**Instructions to follow**
Here the requirement is to repeat every record exactly, in full.

- Opening Delimiter -

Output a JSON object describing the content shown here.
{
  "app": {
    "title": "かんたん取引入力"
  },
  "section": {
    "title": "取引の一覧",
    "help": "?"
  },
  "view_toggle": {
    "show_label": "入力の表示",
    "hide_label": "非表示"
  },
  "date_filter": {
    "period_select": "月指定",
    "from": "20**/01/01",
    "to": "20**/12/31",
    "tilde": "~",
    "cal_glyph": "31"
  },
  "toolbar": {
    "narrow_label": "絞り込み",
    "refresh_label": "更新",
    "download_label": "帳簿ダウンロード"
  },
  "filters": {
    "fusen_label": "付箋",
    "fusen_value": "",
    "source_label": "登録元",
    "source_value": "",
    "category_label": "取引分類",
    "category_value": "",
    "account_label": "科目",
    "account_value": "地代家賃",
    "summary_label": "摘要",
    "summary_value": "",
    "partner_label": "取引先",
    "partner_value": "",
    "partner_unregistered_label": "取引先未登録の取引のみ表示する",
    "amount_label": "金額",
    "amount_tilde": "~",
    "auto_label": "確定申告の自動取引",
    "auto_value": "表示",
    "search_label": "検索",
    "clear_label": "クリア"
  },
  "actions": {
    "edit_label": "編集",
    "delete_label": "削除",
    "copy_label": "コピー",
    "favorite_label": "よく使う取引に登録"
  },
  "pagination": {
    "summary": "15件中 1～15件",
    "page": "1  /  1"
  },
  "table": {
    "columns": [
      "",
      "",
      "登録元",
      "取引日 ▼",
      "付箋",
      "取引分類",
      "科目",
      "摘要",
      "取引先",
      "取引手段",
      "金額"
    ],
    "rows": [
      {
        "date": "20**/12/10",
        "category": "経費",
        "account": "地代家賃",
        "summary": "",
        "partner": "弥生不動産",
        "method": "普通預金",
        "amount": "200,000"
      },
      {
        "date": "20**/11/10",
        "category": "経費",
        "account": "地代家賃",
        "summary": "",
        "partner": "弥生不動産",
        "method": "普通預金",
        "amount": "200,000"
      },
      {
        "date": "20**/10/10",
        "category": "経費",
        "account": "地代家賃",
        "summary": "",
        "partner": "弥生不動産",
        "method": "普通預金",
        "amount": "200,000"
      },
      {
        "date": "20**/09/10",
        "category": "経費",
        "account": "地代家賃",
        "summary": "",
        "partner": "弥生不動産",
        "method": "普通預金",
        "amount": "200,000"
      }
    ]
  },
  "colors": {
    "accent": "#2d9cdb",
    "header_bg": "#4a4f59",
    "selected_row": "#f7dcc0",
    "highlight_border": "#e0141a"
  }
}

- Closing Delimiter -

**Answer to this task**
Output a JSON object describing the content shown here.
{
  "app": {
    "title": "かんたん取引入力"
  },
  "section": {
    "title": "取引の一覧",
    "help": "?"
  },
  "view_toggle": {
    "show_label": "入力の表示",
    "hide_label": "非表示"
  },
  "date_filter": {
    "period_select": "月指定",
    "from": "20**/01/01",
    "to": "20**/12/31",
    "tilde": "~",
    "cal_glyph": "31"
  },
  "toolbar": {
    "narrow_label": "絞り込み",
    "refresh_label": "更新",
    "download_label": "帳簿ダウンロード"
  },
  "filters": {
    "fusen_label": "付箋",
    "fusen_value": "",
    "source_label": "登録元",
    "source_value": "",
    "category_label": "取引分類",
    "category_value": "",
    "account_label": "科目",
    "account_value": "地代家賃",
    "summary_label": "摘要",
    "summary_value": "",
    "partner_label": "取引先",
    "partner_value": "",
    "partner_unregistered_label": "取引先未登録の取引のみ表示する",
    "amount_label": "金額",
    "amount_tilde": "~",
    "auto_label": "確定申告の自動取引",
    "auto_value": "表示",
    "search_label": "検索",
    "clear_label": "クリア"
  },
  "actions": {
    "edit_label": "編集",
    "delete_label": "削除",
    "copy_label": "コピー",
    "favorite_label": "よく使う取引に登録"
  },
  "pagination": {
    "summary": "15件中 1～15件",
    "page": "1  /  1"
  },
  "table": {
    "columns": [
      "",
      "",
      "登録元",
      "取引日 ▼",
      "付箋",
      "取引分類",
      "科目",
      "摘要",
      "取引先",
      "取引手段",
      "金額"
    ],
    "rows": [
      {
        "date": "20**/12/10",
        "category": "経費",
        "account": "地代家賃",
        "summary": "",
        "partner": "弥生不動産",
        "method": "普通預金",
        "amount": "200,000"
      },
      {
        "date": "20**/11/10",
        "category": "経費",
        "account": "地代家賃",
        "summary": "",
        "partner": "弥生不動産",
        "method": "普通預金",
        "amount": "200,000"
      },
      {
        "date": "20**/10/10",
        "category": "経費",
        "account": "地代家賃",
        "summary": "",
        "partner": "弥生不動産",
        "method": "普通預金",
        "amount": "200,000"
      },
      {
        "date": "20**/09/10",
        "category": "経費",
        "account": "地代家賃",
        "summary": "",
        "partner": "弥生不動産",
        "method": "普通預金",
        "amount": "200,000"
      }
    ]
  },
  "colors": {
    "accent": "#2d9cdb",
    "header_bg": "#4a4f59",
    "selected_row": "#f7dcc0",
    "highlight_border": "#e0141a"
  }
}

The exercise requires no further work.